With the season fast approaching, much of the talk surrounding the Atlanta Hawks has focused on the signing of with former superstar turned journeyman Tracy McGrady and Jamal Crawford’s imminent exit, but the Hawks still have other issues to address.
Last year, Hawks head coach Larry Drew spent plenty of time talking about what he viewed as the biggest problem with the team—a lack of physicality. A first-round victory over the Orlando Magic and the big of all bigs, Dwight Howard, combined with a couple of solid second round performances might have temporarily distracted some from the Hawks frontcourt shortcomings.
Many of last year’s post-season successes, however, were a result of superb perimeter play. Joe Johnson’s consistency, Crawford’s offensive outbursts and Jeff Teague’s coming out party made the Hawks more competitive than a lot of people expected.

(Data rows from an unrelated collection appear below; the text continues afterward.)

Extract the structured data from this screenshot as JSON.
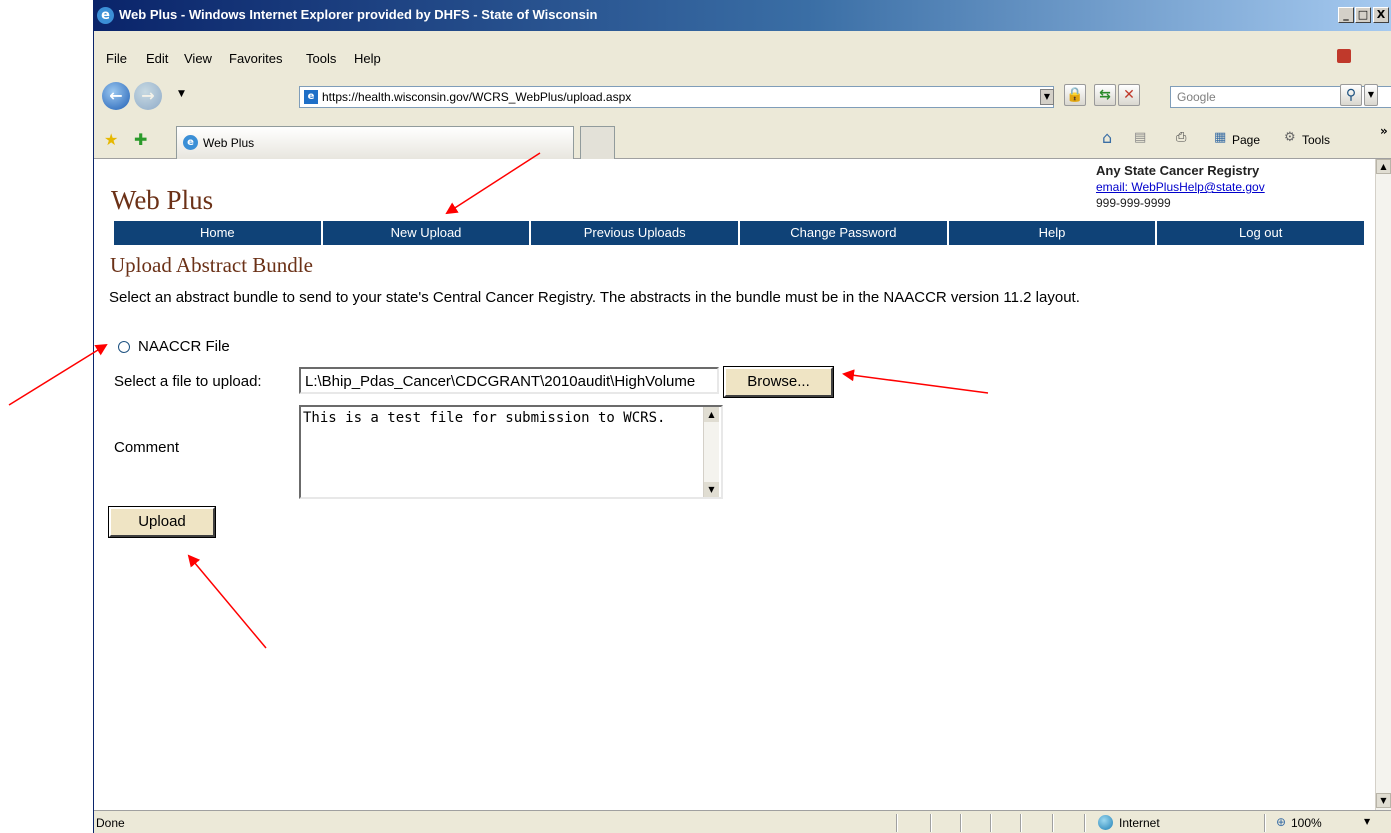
{
  "window": {
    "title": "Web Plus - Windows Internet Explorer provided by DHFS - State of Wisconsin",
    "minimize_glyph": "_",
    "maximize_glyph": "□",
    "close_glyph": "X"
  },
  "menubar": {
    "items": [
      {
        "label": "File"
      },
      {
        "label": "Edit"
      },
      {
        "label": "View"
      },
      {
        "label": "Favorites"
      },
      {
        "label": "Tools"
      },
      {
        "label": "Help"
      }
    ]
  },
  "address_bar": {
    "url": "https://health.wisconsin.gov/WCRS_WebPlus/upload.aspx",
    "search_placeholder": "Google"
  },
  "tab": {
    "label": "Web Plus"
  },
  "command_bar": {
    "page_label": "Page",
    "tools_label": "Tools"
  },
  "page": {
    "brand": "Web Plus",
    "org_name": "Any State Cancer Registry",
    "org_email": "email: WebPlusHelp@state.gov",
    "org_phone": "999-999-9999",
    "nav": [
      {
        "label": "Home"
      },
      {
        "label": "New Upload"
      },
      {
        "label": "Previous Uploads"
      },
      {
        "label": "Change Password"
      },
      {
        "label": "Help"
      },
      {
        "label": "Log out"
      }
    ],
    "title": "Upload Abstract Bundle",
    "intro": "Select an abstract bundle to send to your state's Central Cancer Registry. The abstracts in the bundle must be in the NAACCR version 11.2 layout.",
    "radio_label": "NAACCR File",
    "radio_selected": false,
    "file_label": "Select a file to upload:",
    "file_value": "L:\\Bhip_Pdas_Cancer\\CDCGRANT\\2010audit\\HighVolume",
    "browse_label": "Browse...",
    "comment_label": "Comment",
    "comment_value": "This is a test file for submission to WCRS.",
    "upload_label": "Upload"
  },
  "statusbar": {
    "status": "Done",
    "zone": "Internet",
    "zoom": "100%"
  },
  "colors": {
    "nav_bg": "#0f4277",
    "brand": "#6b3117",
    "button_bg": "#efe4c4",
    "annotation_arrow": "#ff0000"
  }
}
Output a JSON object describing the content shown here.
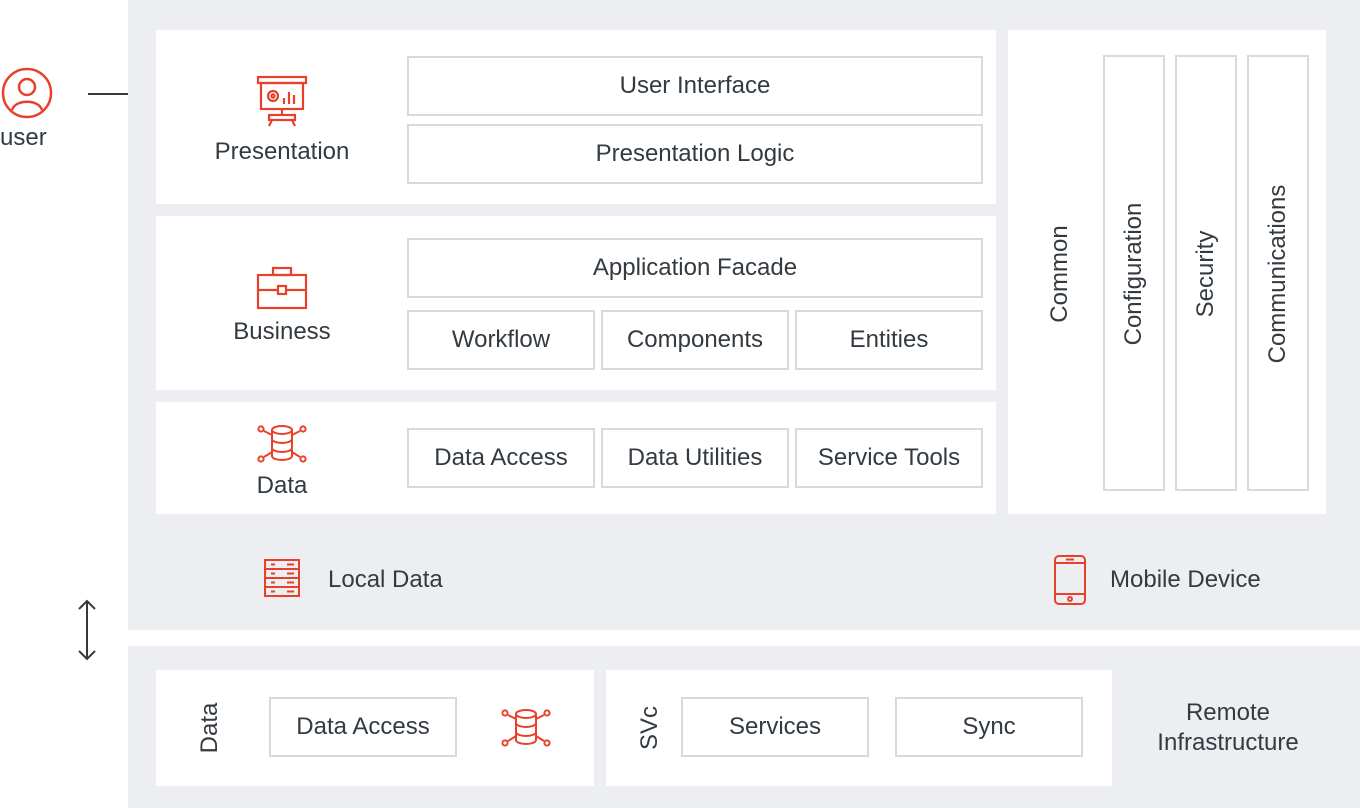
{
  "colors": {
    "accent": "#e8412b",
    "region_bg": "#eceef1",
    "box_border": "#d6d9dd",
    "text": "#333a40"
  },
  "user": {
    "label": "user",
    "icon": "user-circle-icon"
  },
  "local": {
    "presentation": {
      "label": "Presentation",
      "icon": "presentation-board-icon",
      "items": [
        "User Interface",
        "Presentation Logic"
      ]
    },
    "business": {
      "label": "Business",
      "icon": "briefcase-icon",
      "items": [
        "Application Facade",
        "Workflow",
        "Components",
        "Entities"
      ]
    },
    "data": {
      "label": "Data",
      "icon": "database-network-icon",
      "items": [
        "Data Access",
        "Data Utilities",
        "Service Tools"
      ]
    },
    "crosscutting": {
      "title": "Common",
      "items": [
        "Configuration",
        "Security",
        "Communications"
      ]
    },
    "local_data": {
      "label": "Local Data",
      "icon": "server-rack-icon"
    },
    "mobile_device": {
      "label": "Mobile Device",
      "icon": "smartphone-icon"
    }
  },
  "remote": {
    "data": {
      "label": "Data",
      "items": [
        "Data Access"
      ],
      "icon": "database-network-icon"
    },
    "svc": {
      "label": "SVc",
      "items": [
        "Services",
        "Sync"
      ]
    },
    "title": [
      "Remote",
      "Infrastructure"
    ]
  }
}
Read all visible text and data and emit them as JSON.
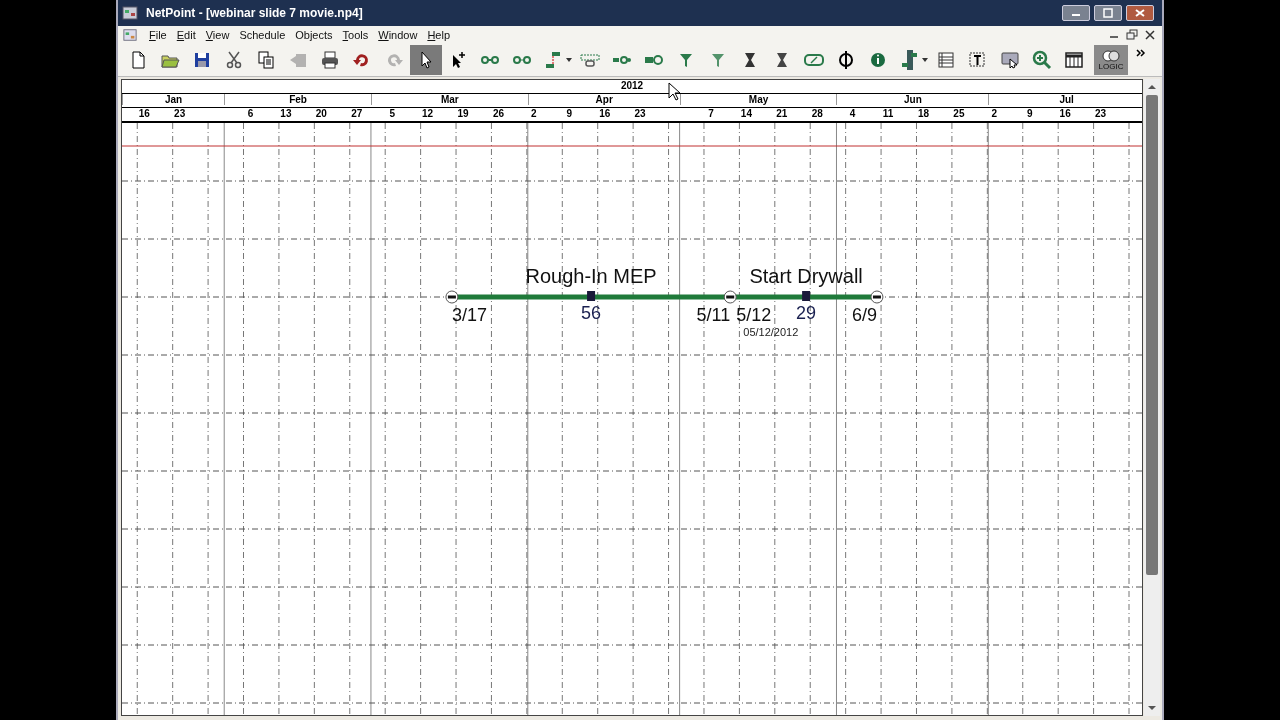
{
  "window": {
    "title": "NetPoint - [webinar slide 7 movie.np4]"
  },
  "menu": [
    {
      "label": "File",
      "mnemonic": true
    },
    {
      "label": "Edit",
      "mnemonic": true
    },
    {
      "label": "View",
      "mnemonic": true
    },
    {
      "label": "Schedule",
      "mnemonic": false
    },
    {
      "label": "Objects",
      "mnemonic": false
    },
    {
      "label": "Tools",
      "mnemonic": true
    },
    {
      "label": "Window",
      "mnemonic": true
    },
    {
      "label": "Help",
      "mnemonic": true
    }
  ],
  "toolbar": {
    "buttons": [
      {
        "selected": false,
        "disabled": false
      },
      {
        "selected": false,
        "disabled": false
      },
      {
        "selected": false,
        "disabled": false
      },
      {
        "selected": false,
        "disabled": false
      },
      {
        "selected": false,
        "disabled": false
      },
      {
        "selected": false,
        "disabled": true
      },
      {
        "selected": false,
        "disabled": false
      },
      {
        "selected": false,
        "disabled": false
      },
      {
        "selected": false,
        "disabled": true
      },
      {
        "selected": true,
        "disabled": false
      },
      {
        "selected": false,
        "disabled": false
      },
      {
        "selected": false,
        "disabled": false
      },
      {
        "selected": false,
        "disabled": false
      },
      {
        "selected": false,
        "disabled": false
      },
      {
        "selected": false,
        "disabled": false
      },
      {
        "selected": false,
        "disabled": false
      },
      {
        "selected": false,
        "disabled": false
      },
      {
        "selected": false,
        "disabled": false
      },
      {
        "selected": false,
        "disabled": false
      },
      {
        "selected": false,
        "disabled": false
      },
      {
        "selected": false,
        "disabled": false
      },
      {
        "selected": false,
        "disabled": false
      },
      {
        "selected": false,
        "disabled": false
      },
      {
        "selected": false,
        "disabled": false
      },
      {
        "selected": false,
        "disabled": false
      },
      {
        "selected": false,
        "disabled": false
      },
      {
        "selected": false,
        "disabled": false
      },
      {
        "selected": false,
        "disabled": false
      },
      {
        "selected": false,
        "disabled": false
      },
      {
        "selected": false,
        "disabled": false
      }
    ],
    "logic_button": {
      "label": "LOGIC",
      "selected": true
    }
  },
  "timeline": {
    "year": "2012",
    "months": [
      {
        "label": "Jan",
        "weeks": [
          "16",
          "23"
        ]
      },
      {
        "label": "Feb",
        "weeks": [
          "6",
          "13",
          "20",
          "27"
        ]
      },
      {
        "label": "Mar",
        "weeks": [
          "5",
          "12",
          "19",
          "26"
        ]
      },
      {
        "label": "Apr",
        "weeks": [
          "2",
          "9",
          "16",
          "23"
        ]
      },
      {
        "label": "May",
        "weeks": [
          "7",
          "14",
          "21",
          "28"
        ]
      },
      {
        "label": "Jun",
        "weeks": [
          "4",
          "11",
          "18",
          "25"
        ]
      },
      {
        "label": "Jul",
        "weeks": [
          "2",
          "9",
          "16",
          "23"
        ]
      }
    ]
  },
  "activities": [
    {
      "name": "Rough-In MEP",
      "start": "3/17",
      "duration": "56",
      "finish": "5/11"
    },
    {
      "name": "Start Drywall",
      "start": "5/12",
      "start_date": "05/12/2012",
      "duration": "29",
      "finish": "6/9"
    }
  ]
}
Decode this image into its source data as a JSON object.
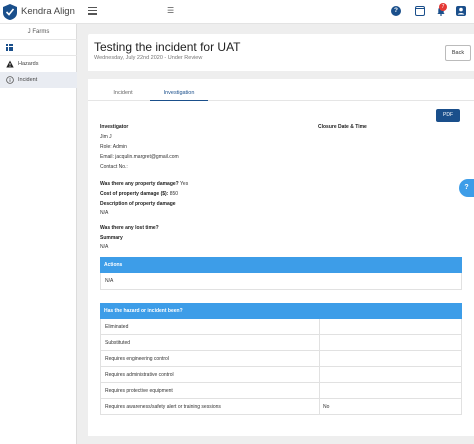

The Hawks no doubt looked better last year in the playoffs than in years past but it’s still hard to ignore Howard’s gaudy first round stat line—27 points and 15.5 rebounds per game.
The Hawks re-signing of Jason Collins and the addition of second round draft pick, Keith Benson, will keep the problem from getting immediately worse but the two will not make things much better for the team.
Atlanta experienced some success last year when starting Jason Collins at the center position while moving Al Horford over to power forward, a position Horford has been saying he prefers to play for years.
Realistically, It’s hard to imagine that a 33-year-old Collins, who turned in averages of two points and 2.1 rebounds per game, will have much of an impact this season. Also, Benson, who stands at 6-foot-11 and weighs in at 230 pounds, was not known as a bruiser in his time at Oakland University and it will be interesting to see how the soft-spoken forward/center will make the transition to the NBA.
Josh Smith enters the Hawks training camp slimmer than ever. Although Smith appears to be more focused and passionate this season, an even slimmer, undersized power forward might not be what the Hawks need right now. If the rumors of Smith being on the way out are true, Atlanta should use the opportunity to add size to their frontcourt.
In the meantime, the Hawks can look forward to the contributions of McGrady. Last season with Detroit he averaged eight points, 3.5 rebounds and 3.5 assists per game while playing only 23.4 minutes per contest. Many Hawks fans are hoping McGrady can show flashes of the old T-Mac that won two scoring titles, single-handedly fueled one of the most memorable comeback wins of all time and posterized the 7-foot-6 Shawn Bradley.
Ten-year veteran, Vladimir Radmanovic is also set to join the team. His 40.5 percent shooting from deep last year was enough to rank 23rd amongst the league.